Ewing was out of coaching last year after the Magic decided to let go of Stan Van Gundy and overhaul their roster while embarking on a major rebuilding project following the 2011-12 season.
Ewing spent part of last season working as an NBA broadcaster.
Before that Ewing worked for five years as an assistant coach with the Magic alongside Steve Clifford, who was hired as the Bobcats head coach last month.
Ewing has nine years of experience as an NBA assistant coach. He’s also worked as an assistant coach for the Washington Wizards and Houston Rockets.
Ewing interviewed for the Bobcats head coaching position in 2012, but Jordan hired Mike Dunlap instead.
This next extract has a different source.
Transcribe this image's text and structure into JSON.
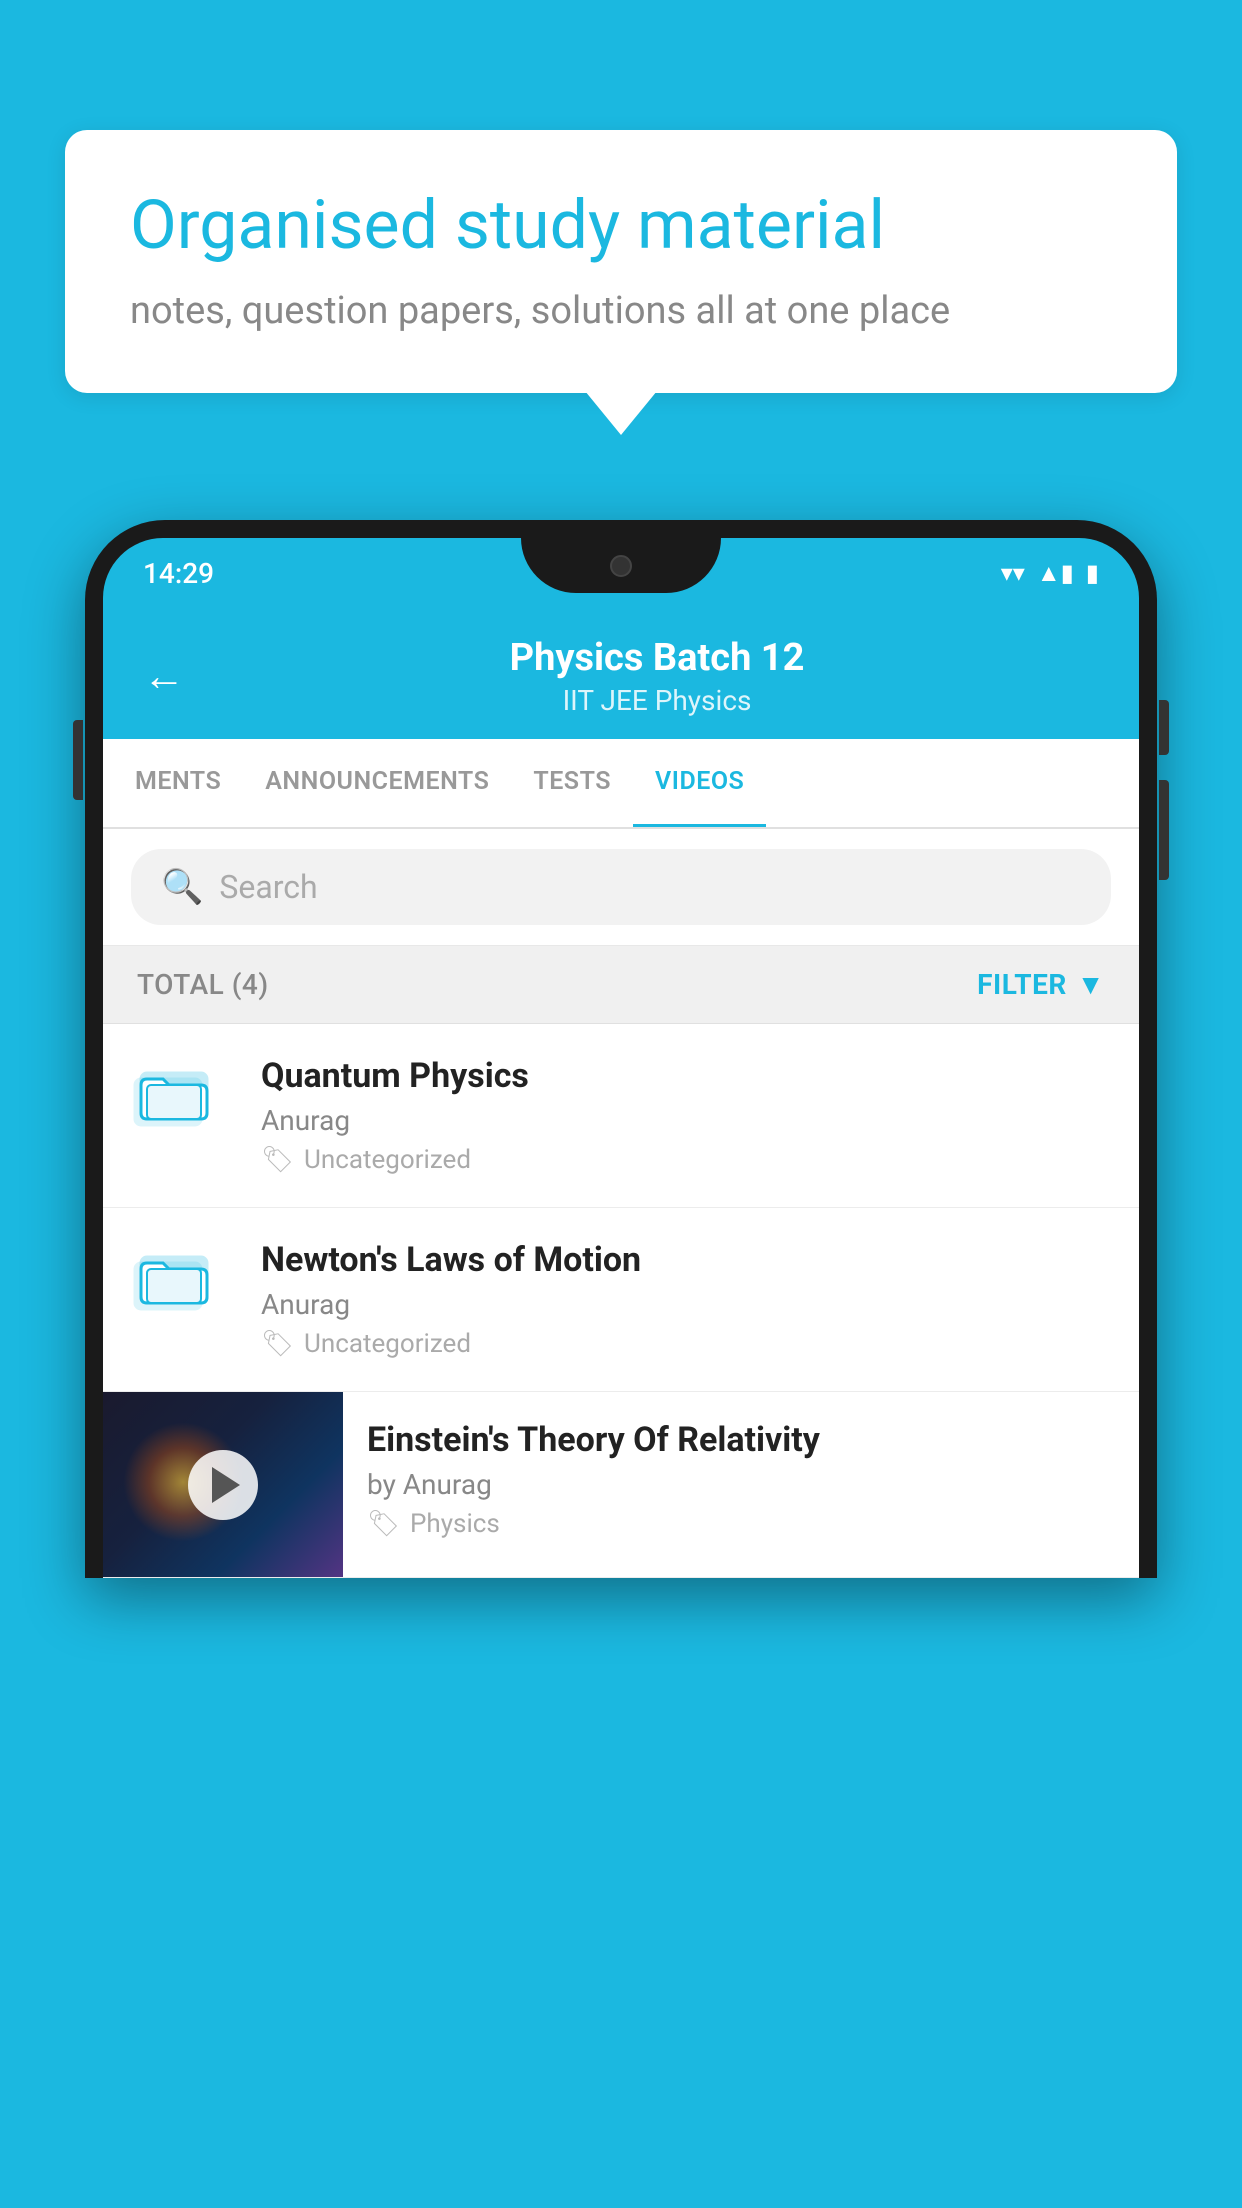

Ewing also interviewed for the Detroit Pistons head coaching position in 2011. However, that job was given to Lawrence Frank.
Ewing has said in the past he wants a chance to become a head coach and being the second in charge with the Bobcats could afford him that opportunity down the road.
He will be the first assistant coach hired by Clifford, who looks to dramatically improve a Bobcats team that finished 21-61 last season under Dunlap and is 28-120 over the past two seasons.
The Bobcats will almost certainly lean on Ewing’s expertise as a former center to help develop the low post games of Byron Mullens and Bismack Biyombo. Charlotte hasn’t had a true dominant center and general manager Rich Cho said earlier this offseason the team will be looking to ”add bigs” to the roster.
Ewing, a native of Kingston, Jamaica, was an 11-time NBA All-Star and the league’s Rookie of the Year in 1986.
In college, he helped Georgetown to the NCAA Division I national championship in 1984 and was named the Naismith College Player of the Year in 1985.